= Work instruction =
I'd like the number of lines in the material below that include the word "продукция", written with no other text.

= Given entries =
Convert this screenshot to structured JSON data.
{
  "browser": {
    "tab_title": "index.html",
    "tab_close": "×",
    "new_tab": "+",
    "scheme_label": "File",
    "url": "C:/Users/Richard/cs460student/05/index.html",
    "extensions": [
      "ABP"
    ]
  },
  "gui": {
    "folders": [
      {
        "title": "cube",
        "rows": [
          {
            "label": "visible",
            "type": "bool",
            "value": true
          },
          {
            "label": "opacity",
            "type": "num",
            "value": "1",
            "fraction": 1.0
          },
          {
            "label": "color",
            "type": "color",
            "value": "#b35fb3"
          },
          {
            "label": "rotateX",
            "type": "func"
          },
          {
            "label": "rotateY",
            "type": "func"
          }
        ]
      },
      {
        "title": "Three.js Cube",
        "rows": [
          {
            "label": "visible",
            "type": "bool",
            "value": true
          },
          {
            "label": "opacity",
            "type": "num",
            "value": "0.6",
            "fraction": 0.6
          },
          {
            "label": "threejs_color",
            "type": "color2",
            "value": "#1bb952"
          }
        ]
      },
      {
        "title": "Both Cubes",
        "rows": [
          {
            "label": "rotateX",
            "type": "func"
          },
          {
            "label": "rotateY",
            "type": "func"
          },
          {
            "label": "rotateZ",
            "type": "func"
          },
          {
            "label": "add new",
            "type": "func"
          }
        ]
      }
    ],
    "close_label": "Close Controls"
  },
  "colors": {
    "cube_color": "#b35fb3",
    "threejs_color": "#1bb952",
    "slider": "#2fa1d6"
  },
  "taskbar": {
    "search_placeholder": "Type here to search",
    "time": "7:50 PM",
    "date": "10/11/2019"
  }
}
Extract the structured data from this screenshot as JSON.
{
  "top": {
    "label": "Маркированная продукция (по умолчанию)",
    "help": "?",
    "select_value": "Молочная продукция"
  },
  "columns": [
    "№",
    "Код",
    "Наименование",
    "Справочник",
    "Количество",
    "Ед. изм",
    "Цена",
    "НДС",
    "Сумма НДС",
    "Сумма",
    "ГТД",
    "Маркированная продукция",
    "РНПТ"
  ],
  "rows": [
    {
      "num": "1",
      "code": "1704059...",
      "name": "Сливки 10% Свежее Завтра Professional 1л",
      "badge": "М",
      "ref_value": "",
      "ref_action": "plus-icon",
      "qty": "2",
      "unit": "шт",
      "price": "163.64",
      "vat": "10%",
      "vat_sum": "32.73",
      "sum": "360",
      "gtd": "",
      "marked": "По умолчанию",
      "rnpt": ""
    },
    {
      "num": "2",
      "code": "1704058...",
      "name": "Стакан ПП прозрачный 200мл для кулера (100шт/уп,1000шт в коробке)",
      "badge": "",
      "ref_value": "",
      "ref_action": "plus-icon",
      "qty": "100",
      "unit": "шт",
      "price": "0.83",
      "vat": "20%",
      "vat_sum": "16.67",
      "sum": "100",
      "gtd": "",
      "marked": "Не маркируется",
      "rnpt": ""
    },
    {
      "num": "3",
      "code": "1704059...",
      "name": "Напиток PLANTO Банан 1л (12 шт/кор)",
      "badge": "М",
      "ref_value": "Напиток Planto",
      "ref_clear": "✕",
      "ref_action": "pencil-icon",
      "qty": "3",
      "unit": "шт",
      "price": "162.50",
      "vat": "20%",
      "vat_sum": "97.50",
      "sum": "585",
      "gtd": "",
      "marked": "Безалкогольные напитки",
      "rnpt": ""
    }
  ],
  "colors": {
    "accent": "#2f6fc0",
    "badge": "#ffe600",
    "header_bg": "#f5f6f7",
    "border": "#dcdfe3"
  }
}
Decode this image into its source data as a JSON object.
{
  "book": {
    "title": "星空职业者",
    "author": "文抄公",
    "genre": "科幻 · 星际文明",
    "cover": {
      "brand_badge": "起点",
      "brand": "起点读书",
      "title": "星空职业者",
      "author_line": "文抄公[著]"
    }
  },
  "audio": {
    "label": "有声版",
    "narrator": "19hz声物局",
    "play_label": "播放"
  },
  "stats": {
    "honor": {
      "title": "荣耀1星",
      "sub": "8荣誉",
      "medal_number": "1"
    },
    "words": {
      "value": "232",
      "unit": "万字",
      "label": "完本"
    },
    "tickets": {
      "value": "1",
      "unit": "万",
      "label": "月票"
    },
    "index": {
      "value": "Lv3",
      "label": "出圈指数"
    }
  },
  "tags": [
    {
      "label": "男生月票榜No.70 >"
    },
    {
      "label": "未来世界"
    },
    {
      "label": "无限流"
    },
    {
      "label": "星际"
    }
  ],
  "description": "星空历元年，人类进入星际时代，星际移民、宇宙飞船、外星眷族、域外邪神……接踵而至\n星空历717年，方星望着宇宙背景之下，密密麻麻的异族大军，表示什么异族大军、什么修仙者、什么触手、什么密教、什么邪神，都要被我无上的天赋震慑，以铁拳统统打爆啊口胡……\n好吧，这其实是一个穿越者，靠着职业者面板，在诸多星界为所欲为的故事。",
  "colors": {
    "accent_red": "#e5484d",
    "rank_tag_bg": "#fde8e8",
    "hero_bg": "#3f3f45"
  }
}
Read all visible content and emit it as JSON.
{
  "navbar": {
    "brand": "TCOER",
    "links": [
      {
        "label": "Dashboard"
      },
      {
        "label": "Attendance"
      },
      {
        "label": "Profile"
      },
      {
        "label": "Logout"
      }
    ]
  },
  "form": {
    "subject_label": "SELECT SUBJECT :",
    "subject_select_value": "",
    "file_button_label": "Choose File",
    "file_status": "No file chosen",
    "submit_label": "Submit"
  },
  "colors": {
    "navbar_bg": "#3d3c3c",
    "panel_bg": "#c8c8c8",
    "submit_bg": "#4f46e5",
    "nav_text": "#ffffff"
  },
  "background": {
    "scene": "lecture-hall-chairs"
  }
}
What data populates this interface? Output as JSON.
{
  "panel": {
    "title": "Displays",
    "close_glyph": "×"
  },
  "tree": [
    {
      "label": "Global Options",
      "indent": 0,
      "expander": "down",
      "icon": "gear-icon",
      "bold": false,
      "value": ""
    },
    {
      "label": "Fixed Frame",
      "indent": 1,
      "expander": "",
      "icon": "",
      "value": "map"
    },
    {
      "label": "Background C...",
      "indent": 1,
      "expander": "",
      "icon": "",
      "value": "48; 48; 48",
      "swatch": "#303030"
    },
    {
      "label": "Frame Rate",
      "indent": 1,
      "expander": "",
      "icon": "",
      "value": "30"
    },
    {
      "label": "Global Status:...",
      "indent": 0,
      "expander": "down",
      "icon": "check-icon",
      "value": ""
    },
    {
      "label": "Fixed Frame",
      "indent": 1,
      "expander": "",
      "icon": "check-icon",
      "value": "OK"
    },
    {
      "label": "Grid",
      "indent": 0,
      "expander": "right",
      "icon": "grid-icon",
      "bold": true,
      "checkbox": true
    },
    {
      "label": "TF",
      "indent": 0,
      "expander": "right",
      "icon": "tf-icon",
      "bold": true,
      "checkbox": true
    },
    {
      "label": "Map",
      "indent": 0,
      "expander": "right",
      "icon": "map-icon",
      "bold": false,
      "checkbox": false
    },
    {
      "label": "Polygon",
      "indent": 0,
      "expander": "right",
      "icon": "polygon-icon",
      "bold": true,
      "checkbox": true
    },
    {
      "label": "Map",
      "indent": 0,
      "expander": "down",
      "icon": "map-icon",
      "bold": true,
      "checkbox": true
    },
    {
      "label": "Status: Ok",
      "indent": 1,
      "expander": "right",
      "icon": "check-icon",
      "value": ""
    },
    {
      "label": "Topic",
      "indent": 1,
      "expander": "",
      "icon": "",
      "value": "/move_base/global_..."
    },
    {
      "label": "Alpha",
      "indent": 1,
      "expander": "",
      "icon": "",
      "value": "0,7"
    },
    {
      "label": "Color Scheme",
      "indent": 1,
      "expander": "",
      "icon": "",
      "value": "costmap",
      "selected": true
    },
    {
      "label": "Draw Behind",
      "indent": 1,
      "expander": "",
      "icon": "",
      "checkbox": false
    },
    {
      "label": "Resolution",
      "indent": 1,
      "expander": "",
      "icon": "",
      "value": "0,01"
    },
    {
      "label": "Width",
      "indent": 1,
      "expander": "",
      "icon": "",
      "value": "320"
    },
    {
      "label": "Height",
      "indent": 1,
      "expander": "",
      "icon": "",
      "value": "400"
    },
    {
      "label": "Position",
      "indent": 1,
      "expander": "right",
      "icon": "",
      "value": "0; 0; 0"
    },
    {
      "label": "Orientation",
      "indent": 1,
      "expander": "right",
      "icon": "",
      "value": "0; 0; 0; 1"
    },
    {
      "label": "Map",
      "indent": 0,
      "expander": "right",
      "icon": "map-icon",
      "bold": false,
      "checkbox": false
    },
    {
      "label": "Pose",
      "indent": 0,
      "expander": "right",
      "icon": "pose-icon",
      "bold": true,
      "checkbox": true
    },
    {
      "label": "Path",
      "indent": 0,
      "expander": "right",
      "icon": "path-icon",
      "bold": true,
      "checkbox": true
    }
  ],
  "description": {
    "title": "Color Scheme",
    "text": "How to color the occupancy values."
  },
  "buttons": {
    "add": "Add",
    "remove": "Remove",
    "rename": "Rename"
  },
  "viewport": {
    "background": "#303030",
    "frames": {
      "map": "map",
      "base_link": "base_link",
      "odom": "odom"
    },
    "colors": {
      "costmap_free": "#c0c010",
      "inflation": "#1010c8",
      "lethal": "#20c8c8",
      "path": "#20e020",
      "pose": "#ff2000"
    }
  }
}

= Solution for this exercise =
3